> YOUR TASK:
Set the following entries down again exactly, line by line.

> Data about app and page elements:

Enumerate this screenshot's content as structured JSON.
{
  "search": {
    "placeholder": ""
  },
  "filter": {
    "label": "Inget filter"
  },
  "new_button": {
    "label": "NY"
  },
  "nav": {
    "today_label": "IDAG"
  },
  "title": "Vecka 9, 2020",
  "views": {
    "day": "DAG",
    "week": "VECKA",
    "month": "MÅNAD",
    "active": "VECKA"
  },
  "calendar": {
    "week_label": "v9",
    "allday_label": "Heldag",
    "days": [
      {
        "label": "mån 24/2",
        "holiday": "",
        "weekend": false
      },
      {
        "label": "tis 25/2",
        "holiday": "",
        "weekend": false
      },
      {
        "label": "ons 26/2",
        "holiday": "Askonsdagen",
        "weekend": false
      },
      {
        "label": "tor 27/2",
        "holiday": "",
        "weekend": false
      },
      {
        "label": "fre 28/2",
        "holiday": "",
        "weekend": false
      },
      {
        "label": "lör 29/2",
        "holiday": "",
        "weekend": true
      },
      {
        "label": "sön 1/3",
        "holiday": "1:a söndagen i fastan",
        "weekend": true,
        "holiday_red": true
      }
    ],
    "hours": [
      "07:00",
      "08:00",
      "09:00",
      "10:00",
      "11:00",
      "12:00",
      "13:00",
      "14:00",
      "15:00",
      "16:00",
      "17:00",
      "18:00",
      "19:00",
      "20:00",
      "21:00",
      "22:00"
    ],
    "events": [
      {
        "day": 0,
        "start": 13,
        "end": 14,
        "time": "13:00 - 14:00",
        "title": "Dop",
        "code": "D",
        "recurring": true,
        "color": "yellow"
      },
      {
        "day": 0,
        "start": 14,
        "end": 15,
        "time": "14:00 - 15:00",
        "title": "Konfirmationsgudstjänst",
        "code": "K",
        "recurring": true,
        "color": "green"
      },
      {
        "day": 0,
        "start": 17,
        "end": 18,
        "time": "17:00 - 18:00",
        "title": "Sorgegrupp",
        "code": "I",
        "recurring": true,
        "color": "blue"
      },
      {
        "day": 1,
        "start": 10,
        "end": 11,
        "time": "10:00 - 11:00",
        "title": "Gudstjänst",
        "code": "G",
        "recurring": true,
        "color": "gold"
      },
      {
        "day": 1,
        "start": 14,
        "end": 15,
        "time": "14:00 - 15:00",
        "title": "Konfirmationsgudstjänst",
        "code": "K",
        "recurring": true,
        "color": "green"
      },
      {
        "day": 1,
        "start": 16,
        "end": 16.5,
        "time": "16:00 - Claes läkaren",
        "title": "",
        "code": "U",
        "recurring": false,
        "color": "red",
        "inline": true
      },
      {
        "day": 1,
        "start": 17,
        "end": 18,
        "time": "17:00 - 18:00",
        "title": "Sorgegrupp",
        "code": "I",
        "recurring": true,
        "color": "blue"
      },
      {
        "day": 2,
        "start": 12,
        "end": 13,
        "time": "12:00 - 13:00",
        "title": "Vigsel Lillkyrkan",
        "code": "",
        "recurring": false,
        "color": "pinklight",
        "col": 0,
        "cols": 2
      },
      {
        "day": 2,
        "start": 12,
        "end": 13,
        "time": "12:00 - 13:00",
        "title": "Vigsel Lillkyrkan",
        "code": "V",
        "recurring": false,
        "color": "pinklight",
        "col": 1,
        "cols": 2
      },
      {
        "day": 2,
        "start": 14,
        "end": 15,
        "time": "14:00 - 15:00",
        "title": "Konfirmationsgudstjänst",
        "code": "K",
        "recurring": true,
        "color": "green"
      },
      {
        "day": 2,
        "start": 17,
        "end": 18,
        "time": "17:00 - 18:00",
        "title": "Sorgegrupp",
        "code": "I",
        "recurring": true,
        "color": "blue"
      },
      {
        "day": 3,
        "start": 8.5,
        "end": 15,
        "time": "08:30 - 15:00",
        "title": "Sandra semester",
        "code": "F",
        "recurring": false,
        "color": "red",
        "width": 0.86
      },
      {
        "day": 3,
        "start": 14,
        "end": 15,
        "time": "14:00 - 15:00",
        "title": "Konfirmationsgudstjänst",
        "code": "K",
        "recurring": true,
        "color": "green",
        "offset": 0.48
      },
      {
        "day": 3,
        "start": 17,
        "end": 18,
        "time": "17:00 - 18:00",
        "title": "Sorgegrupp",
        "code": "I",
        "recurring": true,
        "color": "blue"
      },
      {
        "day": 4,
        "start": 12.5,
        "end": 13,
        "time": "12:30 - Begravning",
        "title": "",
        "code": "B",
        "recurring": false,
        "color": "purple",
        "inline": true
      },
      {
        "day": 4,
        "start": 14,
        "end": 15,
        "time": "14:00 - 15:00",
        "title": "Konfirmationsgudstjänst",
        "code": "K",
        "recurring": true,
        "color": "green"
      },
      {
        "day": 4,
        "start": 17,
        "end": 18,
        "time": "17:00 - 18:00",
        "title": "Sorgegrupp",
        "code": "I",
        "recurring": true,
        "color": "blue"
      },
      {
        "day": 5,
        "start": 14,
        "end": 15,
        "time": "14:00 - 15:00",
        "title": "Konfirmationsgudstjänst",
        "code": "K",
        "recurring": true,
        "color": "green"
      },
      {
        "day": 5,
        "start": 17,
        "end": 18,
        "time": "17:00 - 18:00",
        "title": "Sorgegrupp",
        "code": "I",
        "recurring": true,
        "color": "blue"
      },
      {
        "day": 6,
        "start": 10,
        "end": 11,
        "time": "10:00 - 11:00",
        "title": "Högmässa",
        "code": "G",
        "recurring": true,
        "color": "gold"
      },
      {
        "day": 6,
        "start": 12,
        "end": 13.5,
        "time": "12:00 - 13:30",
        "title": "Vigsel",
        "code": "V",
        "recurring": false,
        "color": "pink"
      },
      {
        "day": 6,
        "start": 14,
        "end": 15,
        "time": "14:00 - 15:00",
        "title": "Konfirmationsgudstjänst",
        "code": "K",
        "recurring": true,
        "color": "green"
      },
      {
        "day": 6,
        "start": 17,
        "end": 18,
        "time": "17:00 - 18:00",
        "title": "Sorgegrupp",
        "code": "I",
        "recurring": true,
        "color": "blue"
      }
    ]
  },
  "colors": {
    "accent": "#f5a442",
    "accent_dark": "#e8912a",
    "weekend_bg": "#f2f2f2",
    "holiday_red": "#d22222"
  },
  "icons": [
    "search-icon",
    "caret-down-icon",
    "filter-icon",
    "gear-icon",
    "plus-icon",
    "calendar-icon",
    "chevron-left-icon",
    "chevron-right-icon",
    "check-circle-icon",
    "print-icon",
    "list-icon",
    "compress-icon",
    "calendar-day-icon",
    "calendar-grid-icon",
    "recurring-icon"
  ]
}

> RESULT FOR THIS EXERCISE:
Enumerate this screenshot's content as structured JSON.
{
  "search": {
    "placeholder": ""
  },
  "filter": {
    "label": "Inget filter"
  },
  "new_button": {
    "label": "NY"
  },
  "nav": {
    "today_label": "IDAG"
  },
  "title": "Vecka 9, 2020",
  "views": {
    "day": "DAG",
    "week": "VECKA",
    "month": "MÅNAD",
    "active": "VECKA"
  },
  "calendar": {
    "week_label": "v9",
    "allday_label": "Heldag",
    "days": [
      {
        "label": "mån 24/2",
        "holiday": "",
        "weekend": false
      },
      {
        "label": "tis 25/2",
        "holiday": "",
        "weekend": false
      },
      {
        "label": "ons 26/2",
        "holiday": "Askonsdagen",
        "weekend": false
      },
      {
        "label": "tor 27/2",
        "holiday": "",
        "weekend": false
      },
      {
        "label": "fre 28/2",
        "holiday": "",
        "weekend": false
      },
      {
        "label": "lör 29/2",
        "holiday": "",
        "weekend": true
      },
      {
        "label": "sön 1/3",
        "holiday": "1:a söndagen i fastan",
        "weekend": true,
        "holiday_red": true
      }
    ],
    "hours": [
      "07:00",
      "08:00",
      "09:00",
      "10:00",
      "11:00",
      "12:00",
      "13:00",
      "14:00",
      "15:00",
      "16:00",
      "17:00",
      "18:00",
      "19:00",
      "20:00",
      "21:00",
      "22:00"
    ],
    "events": [
      {
        "day": 0,
        "start": 13,
        "end": 14,
        "time": "13:00 - 14:00",
        "title": "Dop",
        "code": "D",
        "recurring": true,
        "color": "yellow"
      },
      {
        "day": 0,
        "start": 14,
        "end": 15,
        "time": "14:00 - 15:00",
        "title": "Konfirmationsgudstjänst",
        "code": "K",
        "recurring": true,
        "color": "green"
      },
      {
        "day": 0,
        "start": 17,
        "end": 18,
        "time": "17:00 - 18:00",
        "title": "Sorgegrupp",
        "code": "I",
        "recurring": true,
        "color": "blue"
      },
      {
        "day": 1,
        "start": 10,
        "end": 11,
        "time": "10:00 - 11:00",
        "title": "Gudstjänst",
        "code": "G",
        "recurring": true,
        "color": "gold"
      },
      {
        "day": 1,
        "start": 14,
        "end": 15,
        "time": "14:00 - 15:00",
        "title": "Konfirmationsgudstjänst",
        "code": "K",
        "recurring": true,
        "color": "green"
      },
      {
        "day": 1,
        "start": 16,
        "end": 16.5,
        "time": "16:00 - Claes läkaren",
        "title": "",
        "code": "U",
        "recurring": false,
        "color": "red",
        "inline": true
      },
      {
        "day": 1,
        "start": 17,
        "end": 18,
        "time": "17:00 - 18:00",
        "title": "Sorgegrupp",
        "code": "I",
        "recurring": true,
        "color": "blue"
      },
      {
        "day": 2,
        "start": 12,
        "end": 13,
        "time": "12:00 - 13:00",
        "title": "Vigsel Lillkyrkan",
        "code": "",
        "recurring": false,
        "color": "pinklight",
        "col": 0,
        "cols": 2
      },
      {
        "day": 2,
        "start": 12,
        "end": 13,
        "time": "12:00 - 13:00",
        "title": "Vigsel Lillkyrkan",
        "code": "V",
        "recurring": false,
        "color": "pinklight",
        "col": 1,
        "cols": 2
      },
      {
        "day": 2,
        "start": 14,
        "end": 15,
        "time": "14:00 - 15:00",
        "title": "Konfirmationsgudstjänst",
        "code": "K",
        "recurring": true,
        "color": "green"
      },
      {
        "day": 2,
        "start": 17,
        "end": 18,
        "time": "17:00 - 18:00",
        "title": "Sorgegrupp",
        "code": "I",
        "recurring": true,
        "color": "blue"
      },
      {
        "day": 3,
        "start": 8.5,
        "end": 15,
        "time": "08:30 - 15:00",
        "title": "Sandra semester",
        "code": "F",
        "recurring": false,
        "color": "red",
        "width": 0.86
      },
      {
        "day": 3,
        "start": 14,
        "end": 15,
        "time": "14:00 - 15:00",
        "title": "Konfirmationsgudstjänst",
        "code": "K",
        "recurring": true,
        "color": "green",
        "offset": 0.48
      },
      {
        "day": 3,
        "start": 17,
        "end": 18,
        "time": "17:00 - 18:00",
        "title": "Sorgegrupp",
        "code": "I",
        "recurring": true,
        "color": "blue"
      },
      {
        "day": 4,
        "start": 12.5,
        "end": 13,
        "time": "12:30 - Begravning",
        "title": "",
        "code": "B",
        "recurring": false,
        "color": "purple",
        "inline": true
      },
      {
        "day": 4,
        "start": 14,
        "end": 15,
        "time": "14:00 - 15:00",
        "title": "Konfirmationsgudstjänst",
        "code": "K",
        "recurring": true,
        "color": "green"
      },
      {
        "day": 4,
        "start": 17,
        "end": 18,
        "time": "17:00 - 18:00",
        "title": "Sorgegrupp",
        "code": "I",
        "recurring": true,
        "color": "blue"
      },
      {
        "day": 5,
        "start": 14,
        "end": 15,
        "time": "14:00 - 15:00",
        "title": "Konfirmationsgudstjänst",
        "code": "K",
        "recurring": true,
        "color": "green"
      },
      {
        "day": 5,
        "start": 17,
        "end": 18,
        "time": "17:00 - 18:00",
        "title": "Sorgegrupp",
        "code": "I",
        "recurring": true,
        "color": "blue"
      },
      {
        "day": 6,
        "start": 10,
        "end": 11,
        "time": "10:00 - 11:00",
        "title": "Högmässa",
        "code": "G",
        "recurring": true,
        "color": "gold"
      },
      {
        "day": 6,
        "start": 12,
        "end": 13.5,
        "time": "12:00 - 13:30",
        "title": "Vigsel",
        "code": "V",
        "recurring": false,
        "color": "pink"
      },
      {
        "day": 6,
        "start": 14,
        "end": 15,
        "time": "14:00 - 15:00",
        "title": "Konfirmationsgudstjänst",
        "code": "K",
        "recurring": true,
        "color": "green"
      },
      {
        "day": 6,
        "start": 17,
        "end": 18,
        "time": "17:00 - 18:00",
        "title": "Sorgegrupp",
        "code": "I",
        "recurring": true,
        "color": "blue"
      }
    ]
  },
  "colors": {
    "accent": "#f5a442",
    "accent_dark": "#e8912a",
    "weekend_bg": "#f2f2f2",
    "holiday_red": "#d22222"
  },
  "icons": [
    "search-icon",
    "caret-down-icon",
    "filter-icon",
    "gear-icon",
    "plus-icon",
    "calendar-icon",
    "chevron-left-icon",
    "chevron-right-icon",
    "check-circle-icon",
    "print-icon",
    "list-icon",
    "compress-icon",
    "calendar-day-icon",
    "calendar-grid-icon",
    "recurring-icon"
  ]
}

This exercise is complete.